:: RAW DATA ::
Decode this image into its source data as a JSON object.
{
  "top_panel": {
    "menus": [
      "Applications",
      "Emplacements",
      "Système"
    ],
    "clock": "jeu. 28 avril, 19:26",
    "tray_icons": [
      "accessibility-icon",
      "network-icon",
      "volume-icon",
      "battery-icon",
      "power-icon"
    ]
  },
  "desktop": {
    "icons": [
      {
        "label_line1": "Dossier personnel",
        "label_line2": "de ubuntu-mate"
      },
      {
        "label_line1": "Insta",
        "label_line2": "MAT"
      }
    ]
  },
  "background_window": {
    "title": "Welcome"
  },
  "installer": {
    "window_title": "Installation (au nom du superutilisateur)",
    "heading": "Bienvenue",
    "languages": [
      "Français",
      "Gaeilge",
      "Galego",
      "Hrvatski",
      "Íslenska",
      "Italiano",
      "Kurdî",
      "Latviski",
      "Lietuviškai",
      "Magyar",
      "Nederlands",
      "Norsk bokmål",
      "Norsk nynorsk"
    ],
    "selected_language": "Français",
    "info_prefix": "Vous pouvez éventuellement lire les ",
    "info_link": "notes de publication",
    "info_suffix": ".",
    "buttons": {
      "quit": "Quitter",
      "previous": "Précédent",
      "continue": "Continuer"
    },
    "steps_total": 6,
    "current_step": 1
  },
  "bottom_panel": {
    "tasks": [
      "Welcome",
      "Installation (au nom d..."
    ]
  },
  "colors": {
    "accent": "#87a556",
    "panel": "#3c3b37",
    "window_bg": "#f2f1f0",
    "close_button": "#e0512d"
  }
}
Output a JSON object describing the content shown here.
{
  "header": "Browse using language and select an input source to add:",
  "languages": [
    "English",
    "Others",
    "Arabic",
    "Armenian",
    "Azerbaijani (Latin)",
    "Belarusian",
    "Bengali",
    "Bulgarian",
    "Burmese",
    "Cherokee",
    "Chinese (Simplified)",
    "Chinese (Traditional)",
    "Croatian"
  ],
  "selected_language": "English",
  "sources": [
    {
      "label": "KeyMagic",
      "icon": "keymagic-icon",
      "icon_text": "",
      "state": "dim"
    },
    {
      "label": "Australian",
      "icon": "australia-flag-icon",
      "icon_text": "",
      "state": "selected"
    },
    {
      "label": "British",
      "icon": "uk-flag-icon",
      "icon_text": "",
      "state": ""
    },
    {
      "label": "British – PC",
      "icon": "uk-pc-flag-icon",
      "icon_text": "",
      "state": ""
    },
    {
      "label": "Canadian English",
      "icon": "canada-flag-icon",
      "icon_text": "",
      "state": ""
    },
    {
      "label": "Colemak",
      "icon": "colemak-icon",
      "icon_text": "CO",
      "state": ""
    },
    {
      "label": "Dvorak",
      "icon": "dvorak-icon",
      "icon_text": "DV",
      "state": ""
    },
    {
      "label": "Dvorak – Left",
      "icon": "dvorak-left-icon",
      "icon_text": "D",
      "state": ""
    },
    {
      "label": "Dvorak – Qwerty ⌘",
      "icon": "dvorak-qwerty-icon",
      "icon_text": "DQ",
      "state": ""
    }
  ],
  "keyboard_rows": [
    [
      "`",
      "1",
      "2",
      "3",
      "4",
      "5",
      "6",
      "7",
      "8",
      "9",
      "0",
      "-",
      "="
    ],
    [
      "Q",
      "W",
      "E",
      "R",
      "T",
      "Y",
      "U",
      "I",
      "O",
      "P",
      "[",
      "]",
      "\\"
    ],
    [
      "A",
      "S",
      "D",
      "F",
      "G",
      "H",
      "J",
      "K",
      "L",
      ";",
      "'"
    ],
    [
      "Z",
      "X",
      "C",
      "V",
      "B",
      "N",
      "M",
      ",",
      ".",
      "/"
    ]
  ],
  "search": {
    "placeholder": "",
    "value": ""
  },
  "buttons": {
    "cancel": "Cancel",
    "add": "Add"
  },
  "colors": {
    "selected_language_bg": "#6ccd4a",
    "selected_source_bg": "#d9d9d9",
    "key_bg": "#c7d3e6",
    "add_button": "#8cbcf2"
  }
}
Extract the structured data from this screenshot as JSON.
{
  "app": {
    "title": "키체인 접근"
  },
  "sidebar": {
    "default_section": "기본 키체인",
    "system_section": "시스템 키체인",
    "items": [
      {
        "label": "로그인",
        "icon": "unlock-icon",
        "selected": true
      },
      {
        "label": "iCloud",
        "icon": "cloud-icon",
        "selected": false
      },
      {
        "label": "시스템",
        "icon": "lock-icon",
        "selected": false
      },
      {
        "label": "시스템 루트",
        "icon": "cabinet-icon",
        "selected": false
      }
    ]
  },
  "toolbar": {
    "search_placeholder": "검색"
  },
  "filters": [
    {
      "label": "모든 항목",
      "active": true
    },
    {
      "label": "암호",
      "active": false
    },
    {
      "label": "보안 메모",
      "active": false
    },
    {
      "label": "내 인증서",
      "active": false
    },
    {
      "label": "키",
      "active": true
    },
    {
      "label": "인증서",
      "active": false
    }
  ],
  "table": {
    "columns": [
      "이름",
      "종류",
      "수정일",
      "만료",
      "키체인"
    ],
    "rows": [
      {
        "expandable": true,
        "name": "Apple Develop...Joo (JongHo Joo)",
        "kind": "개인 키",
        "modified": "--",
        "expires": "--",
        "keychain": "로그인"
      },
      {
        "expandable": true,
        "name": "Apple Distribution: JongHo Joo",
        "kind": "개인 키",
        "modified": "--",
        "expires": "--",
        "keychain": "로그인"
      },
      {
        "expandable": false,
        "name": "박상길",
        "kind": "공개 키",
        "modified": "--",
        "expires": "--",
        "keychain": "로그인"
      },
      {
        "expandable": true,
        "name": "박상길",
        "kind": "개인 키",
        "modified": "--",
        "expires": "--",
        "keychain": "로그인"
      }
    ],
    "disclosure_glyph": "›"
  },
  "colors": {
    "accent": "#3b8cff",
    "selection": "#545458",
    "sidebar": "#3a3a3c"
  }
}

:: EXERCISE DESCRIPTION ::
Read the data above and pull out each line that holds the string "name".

:: TASK ANSWER ::
        "name": "Apple Develop...Joo (JongHo Joo)",
        "name": "Apple Distribution: JongHo Joo",
        "name": "박상길",
        "name": "박상길",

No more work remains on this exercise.